A violent classroom attack on a 14-year-old student caught on video has drawn national attention and focused a spotlight on the question of whether there are adequate security measures in place in Guilford County Schools.

In the morning on Tuesday, May 25, a group of eight people, which included a 37-year-old parent and students from other schools, went into a classroom at Southern Guilford High School and attacked a young girl.  The attack (depicted in the video frame above) is thought to have been precipitated by an earlier fight at a bus stop.

The video of the attack went viral.  On Thursday, May 27, one source said that CBS News had contacted parents in Guilford County and asked about the video and the incident.

A group made up largely of concerned parents – called “Take Back Our Schools-GCS” – has been offering widespread complaints as to the way the Guilford County school system is being run.  The group posted the fight video on Facebook and many visitors to the page were outraged by what they saw.  The video can be seen here: Take Back Our Schools – GCS , or by going to the Take Back Our Schools – GCS Facebook page.

Take Back members say the fact that this type of event can occur – a large angry mob storming onto a campus and assaulting a young teen – makes it crystal clear that school safety in the Guilford County school system is nowhere near where it needs to be.

Cindy Hammer, one of the most active members of Take Back, said that one reason this week’s assault was so alarming to so many people is that the group of attackers shouldn’t even have been able to make it into the building.

Hammer said she had already pulled her son out of the Guilford County school system due to a great many concerns.  She said a large number of those concerns revolve around the actions of Guilford County Schools Superintendent Sharon Contreras.

“My kid is in private school,” Hammer said.

She cited the apparent lack of adequate security as just one reason why she and many others have been dissatisfied with the way the school system is being run.

Hammer said Take Back was formed in large part because the majority of the Guilford County Board of Education has abandoned its duties and ceded all power to Contreras.

Take Back’s self-description lists safety as a primary area of concern.  The group believes the county’s school system has been politicized and the group takes issue with a great number of recent actions taken by Contreras and the school board.

“We are a group of concerned Guilford County citizens who want to make our schools safe,” the group’s Facebook bio reads. “We want what is best for all students, teachers, bus drivers, custodians, cafeteria staff, secretaries, guidance counselors, administrators, SRO’s and all other staff.  A great education free of violence, harassment and racism.  We also stand strong in the belief that Politics DO NOT belong in our schools.”

Guilford County Commissioner Justin Conrad said on Thursday, May 27 that, in response to the news of the fight and an inquiry that a concerned citizen made to him, he has been reexamining how the schools spent $10 million that the Guilford County Board of Commissioners allocated to the school system in 2018 for school security.

In a now-famous move, Conrad, in a commissioners work session in early 2018, made a motion out of the blue to provide the schools with $10 million in county funds to be used for school security.  The motion passed and the county raised the money by selling “two-thirds bonds” that don’t require voter approval.

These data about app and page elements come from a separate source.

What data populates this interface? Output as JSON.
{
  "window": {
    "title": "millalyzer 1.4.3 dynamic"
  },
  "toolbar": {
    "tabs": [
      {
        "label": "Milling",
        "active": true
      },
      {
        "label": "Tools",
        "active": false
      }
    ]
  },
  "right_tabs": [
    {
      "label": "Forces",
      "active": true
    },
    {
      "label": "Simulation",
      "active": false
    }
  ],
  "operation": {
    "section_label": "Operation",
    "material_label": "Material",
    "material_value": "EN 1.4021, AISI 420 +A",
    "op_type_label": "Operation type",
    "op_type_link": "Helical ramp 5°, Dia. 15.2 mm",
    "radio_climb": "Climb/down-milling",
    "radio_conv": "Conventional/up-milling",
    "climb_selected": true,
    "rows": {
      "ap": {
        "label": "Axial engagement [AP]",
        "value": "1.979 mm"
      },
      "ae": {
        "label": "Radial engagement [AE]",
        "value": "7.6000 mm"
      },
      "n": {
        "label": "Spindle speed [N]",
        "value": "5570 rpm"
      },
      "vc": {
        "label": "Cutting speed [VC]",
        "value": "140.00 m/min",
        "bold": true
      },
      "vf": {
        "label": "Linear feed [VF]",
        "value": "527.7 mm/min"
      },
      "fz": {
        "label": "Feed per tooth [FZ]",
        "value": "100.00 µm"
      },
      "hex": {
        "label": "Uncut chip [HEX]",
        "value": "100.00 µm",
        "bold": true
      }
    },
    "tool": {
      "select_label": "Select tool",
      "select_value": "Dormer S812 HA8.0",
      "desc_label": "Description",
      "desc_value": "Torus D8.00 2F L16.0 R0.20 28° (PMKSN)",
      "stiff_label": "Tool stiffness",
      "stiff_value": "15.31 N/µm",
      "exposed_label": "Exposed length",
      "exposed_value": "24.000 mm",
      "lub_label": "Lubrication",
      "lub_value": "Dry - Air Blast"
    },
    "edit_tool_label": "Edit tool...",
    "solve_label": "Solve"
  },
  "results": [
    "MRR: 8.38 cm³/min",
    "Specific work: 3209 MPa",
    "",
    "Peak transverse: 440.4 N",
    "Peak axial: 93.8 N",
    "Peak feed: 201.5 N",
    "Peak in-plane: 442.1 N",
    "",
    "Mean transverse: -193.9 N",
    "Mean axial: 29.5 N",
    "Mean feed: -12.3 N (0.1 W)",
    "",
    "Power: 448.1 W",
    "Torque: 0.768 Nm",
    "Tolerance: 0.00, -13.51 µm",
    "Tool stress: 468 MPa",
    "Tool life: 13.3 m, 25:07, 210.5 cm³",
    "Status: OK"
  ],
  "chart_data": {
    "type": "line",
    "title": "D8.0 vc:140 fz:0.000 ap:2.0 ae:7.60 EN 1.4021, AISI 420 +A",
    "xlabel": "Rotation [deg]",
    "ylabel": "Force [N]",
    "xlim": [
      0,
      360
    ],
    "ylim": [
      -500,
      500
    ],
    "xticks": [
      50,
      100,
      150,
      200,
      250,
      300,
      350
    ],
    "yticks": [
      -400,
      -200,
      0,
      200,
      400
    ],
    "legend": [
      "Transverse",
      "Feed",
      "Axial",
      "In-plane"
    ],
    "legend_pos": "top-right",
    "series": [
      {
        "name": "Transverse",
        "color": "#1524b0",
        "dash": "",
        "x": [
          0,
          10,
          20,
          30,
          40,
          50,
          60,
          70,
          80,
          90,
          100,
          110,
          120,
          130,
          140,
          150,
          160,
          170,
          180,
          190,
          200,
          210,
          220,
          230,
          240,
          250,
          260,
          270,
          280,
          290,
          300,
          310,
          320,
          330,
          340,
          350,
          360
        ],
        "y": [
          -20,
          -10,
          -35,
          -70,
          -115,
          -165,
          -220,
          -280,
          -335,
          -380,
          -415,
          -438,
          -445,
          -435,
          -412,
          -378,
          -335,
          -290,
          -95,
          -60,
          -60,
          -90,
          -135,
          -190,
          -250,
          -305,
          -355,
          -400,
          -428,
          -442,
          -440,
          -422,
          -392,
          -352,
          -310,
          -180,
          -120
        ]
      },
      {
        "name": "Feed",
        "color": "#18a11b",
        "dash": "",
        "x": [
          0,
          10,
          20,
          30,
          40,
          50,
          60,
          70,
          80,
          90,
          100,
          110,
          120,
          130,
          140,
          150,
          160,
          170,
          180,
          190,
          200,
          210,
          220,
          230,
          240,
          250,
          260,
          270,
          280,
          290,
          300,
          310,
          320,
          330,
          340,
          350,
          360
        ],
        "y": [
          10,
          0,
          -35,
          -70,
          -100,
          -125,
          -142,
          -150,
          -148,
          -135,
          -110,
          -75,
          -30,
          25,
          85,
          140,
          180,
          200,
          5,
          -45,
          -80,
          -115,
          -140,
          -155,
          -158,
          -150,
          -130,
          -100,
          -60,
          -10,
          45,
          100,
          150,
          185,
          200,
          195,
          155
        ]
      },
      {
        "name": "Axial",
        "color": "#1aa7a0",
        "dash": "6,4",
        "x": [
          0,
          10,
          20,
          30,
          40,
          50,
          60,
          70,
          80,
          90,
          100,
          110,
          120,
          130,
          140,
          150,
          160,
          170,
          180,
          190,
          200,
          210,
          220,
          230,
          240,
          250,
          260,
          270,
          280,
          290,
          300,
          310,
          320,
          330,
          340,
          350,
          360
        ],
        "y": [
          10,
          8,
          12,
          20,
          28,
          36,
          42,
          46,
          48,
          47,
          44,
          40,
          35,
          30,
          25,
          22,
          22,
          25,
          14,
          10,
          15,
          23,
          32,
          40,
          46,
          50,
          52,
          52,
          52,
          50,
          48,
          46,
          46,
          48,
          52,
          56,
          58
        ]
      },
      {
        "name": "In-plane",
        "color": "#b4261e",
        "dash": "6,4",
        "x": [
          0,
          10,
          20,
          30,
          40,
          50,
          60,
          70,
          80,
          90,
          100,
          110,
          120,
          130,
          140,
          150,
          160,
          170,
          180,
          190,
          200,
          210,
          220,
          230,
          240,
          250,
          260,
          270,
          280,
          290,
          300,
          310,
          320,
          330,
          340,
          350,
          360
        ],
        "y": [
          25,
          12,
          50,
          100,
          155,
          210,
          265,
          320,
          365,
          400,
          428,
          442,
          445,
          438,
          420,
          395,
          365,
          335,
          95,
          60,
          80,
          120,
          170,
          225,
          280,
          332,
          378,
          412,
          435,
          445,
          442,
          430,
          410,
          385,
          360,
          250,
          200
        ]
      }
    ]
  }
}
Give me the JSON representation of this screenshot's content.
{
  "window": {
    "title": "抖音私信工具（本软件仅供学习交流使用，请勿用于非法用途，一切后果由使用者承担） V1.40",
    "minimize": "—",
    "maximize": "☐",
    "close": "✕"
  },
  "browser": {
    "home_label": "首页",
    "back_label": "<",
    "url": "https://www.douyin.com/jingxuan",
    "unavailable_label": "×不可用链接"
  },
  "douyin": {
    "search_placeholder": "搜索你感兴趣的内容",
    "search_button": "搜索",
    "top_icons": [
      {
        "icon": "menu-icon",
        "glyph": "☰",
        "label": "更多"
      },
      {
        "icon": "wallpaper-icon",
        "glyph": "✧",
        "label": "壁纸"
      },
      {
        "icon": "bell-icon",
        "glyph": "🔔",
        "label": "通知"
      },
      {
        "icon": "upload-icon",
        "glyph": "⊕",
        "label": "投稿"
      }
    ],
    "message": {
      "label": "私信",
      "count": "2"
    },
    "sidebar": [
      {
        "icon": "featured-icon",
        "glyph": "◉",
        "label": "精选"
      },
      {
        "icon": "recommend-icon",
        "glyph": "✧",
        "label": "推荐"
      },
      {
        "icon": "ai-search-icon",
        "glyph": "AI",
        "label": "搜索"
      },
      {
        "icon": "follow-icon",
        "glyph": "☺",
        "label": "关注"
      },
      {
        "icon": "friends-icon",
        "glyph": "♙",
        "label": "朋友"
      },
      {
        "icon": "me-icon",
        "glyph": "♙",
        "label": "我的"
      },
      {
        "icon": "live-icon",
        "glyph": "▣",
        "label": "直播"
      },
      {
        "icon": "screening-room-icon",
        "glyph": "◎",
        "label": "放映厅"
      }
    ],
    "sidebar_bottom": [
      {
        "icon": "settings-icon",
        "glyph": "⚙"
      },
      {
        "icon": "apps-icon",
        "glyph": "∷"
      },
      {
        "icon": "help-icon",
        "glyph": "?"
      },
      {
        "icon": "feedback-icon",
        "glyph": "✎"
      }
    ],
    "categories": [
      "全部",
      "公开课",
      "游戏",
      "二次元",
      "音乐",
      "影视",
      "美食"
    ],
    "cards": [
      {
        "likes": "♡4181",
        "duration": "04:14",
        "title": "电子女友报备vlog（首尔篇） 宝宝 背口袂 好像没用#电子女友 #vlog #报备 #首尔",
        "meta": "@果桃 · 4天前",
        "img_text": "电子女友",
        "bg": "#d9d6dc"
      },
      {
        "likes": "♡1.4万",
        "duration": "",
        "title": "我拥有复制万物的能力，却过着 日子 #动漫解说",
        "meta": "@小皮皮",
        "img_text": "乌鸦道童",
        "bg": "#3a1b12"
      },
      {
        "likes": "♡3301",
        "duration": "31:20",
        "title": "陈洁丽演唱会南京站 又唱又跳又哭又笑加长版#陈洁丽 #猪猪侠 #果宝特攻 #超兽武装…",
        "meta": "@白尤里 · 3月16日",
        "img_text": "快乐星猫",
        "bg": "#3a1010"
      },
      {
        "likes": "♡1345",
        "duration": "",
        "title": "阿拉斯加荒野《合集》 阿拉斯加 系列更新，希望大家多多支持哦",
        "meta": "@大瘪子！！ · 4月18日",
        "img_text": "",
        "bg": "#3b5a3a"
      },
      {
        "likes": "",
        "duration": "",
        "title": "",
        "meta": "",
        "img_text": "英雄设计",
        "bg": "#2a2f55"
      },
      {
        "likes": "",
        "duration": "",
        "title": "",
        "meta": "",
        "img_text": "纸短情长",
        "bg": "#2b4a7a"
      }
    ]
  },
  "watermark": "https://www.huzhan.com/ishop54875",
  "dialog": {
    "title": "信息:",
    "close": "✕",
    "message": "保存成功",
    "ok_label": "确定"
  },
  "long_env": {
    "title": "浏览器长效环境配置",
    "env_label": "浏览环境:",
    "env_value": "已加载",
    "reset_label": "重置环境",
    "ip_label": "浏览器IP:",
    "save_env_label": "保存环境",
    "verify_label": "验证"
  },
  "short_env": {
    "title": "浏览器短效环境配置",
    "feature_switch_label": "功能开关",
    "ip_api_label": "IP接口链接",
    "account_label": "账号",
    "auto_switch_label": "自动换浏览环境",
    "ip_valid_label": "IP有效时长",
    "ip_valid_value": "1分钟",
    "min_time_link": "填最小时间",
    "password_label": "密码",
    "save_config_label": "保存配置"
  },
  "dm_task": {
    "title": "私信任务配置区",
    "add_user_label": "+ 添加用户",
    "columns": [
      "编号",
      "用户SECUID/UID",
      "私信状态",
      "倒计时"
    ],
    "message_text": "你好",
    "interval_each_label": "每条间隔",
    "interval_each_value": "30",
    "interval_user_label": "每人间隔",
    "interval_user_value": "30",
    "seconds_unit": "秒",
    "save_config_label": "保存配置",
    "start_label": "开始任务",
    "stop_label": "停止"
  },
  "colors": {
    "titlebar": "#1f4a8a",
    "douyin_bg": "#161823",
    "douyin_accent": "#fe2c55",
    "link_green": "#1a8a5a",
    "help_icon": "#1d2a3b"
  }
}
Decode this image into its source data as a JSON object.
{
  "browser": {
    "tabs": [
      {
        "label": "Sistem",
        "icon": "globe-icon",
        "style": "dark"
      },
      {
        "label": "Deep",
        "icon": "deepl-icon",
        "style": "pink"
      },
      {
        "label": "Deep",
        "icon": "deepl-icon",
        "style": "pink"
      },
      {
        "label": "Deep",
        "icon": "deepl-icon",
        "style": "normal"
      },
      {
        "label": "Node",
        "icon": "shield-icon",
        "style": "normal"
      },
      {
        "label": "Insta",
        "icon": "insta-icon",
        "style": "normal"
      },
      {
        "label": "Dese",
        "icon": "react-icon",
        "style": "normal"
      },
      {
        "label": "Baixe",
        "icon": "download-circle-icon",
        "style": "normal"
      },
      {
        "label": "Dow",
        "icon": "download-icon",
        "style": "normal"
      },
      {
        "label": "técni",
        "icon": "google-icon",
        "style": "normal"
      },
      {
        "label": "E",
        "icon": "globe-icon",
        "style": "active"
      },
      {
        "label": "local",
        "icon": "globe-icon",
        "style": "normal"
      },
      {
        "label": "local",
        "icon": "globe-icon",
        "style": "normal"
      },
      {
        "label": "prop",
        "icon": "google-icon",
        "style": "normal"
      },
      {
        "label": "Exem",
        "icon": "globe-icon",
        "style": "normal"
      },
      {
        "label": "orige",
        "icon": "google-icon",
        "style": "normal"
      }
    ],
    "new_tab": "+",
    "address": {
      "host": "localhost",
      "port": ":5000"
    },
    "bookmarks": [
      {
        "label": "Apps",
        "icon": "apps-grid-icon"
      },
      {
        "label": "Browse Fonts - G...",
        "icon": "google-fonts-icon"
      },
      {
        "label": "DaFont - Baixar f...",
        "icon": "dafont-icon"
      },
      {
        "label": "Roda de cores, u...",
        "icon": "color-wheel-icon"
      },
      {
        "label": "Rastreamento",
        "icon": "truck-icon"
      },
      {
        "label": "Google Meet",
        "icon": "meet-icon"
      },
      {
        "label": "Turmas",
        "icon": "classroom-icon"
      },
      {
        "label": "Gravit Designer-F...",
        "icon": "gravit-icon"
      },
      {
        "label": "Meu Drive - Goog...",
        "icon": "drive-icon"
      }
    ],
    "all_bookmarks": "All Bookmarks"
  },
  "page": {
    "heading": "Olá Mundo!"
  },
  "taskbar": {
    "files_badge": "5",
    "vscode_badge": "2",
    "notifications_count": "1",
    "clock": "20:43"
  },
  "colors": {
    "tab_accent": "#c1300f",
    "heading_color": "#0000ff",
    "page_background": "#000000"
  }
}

However, in the years that followed, the commissioners had multiple conversations with school officials about the use of those funds.  Many commissioners in 2018 and 2019 complained that the schools were dragging their feet.  The commissioners made the point that the funds were given to the schools to help beef up security quickly.

“It was exasperating,” Conrad said of the commissioners repeated attempts to get the schools to use the money on security.

He said the move was made in the wake of the mass shooting at Marjory Stoneman Douglas High School in Parkland, Florida, that killed 17 people.

Some of the money the Board of Commissioners approved eventually went to carded access systems for some county schools.  Some of the money is being spent to upgrade emergency communications capabilities and some has been used for HVAC system repairs as well as window repairs and replacements.

Hammer said that security is just one of many concerns that she and other members have had about the way Contreras is running the system.

She said that she’d like to see a day when things are sane enough in the Guilford County Schools for her to put her son back in the system.

“I do want my son to go back,” Hammer said.

But right now, it sounds like a lot will need to change before she feels it’s safe enough for that to happen.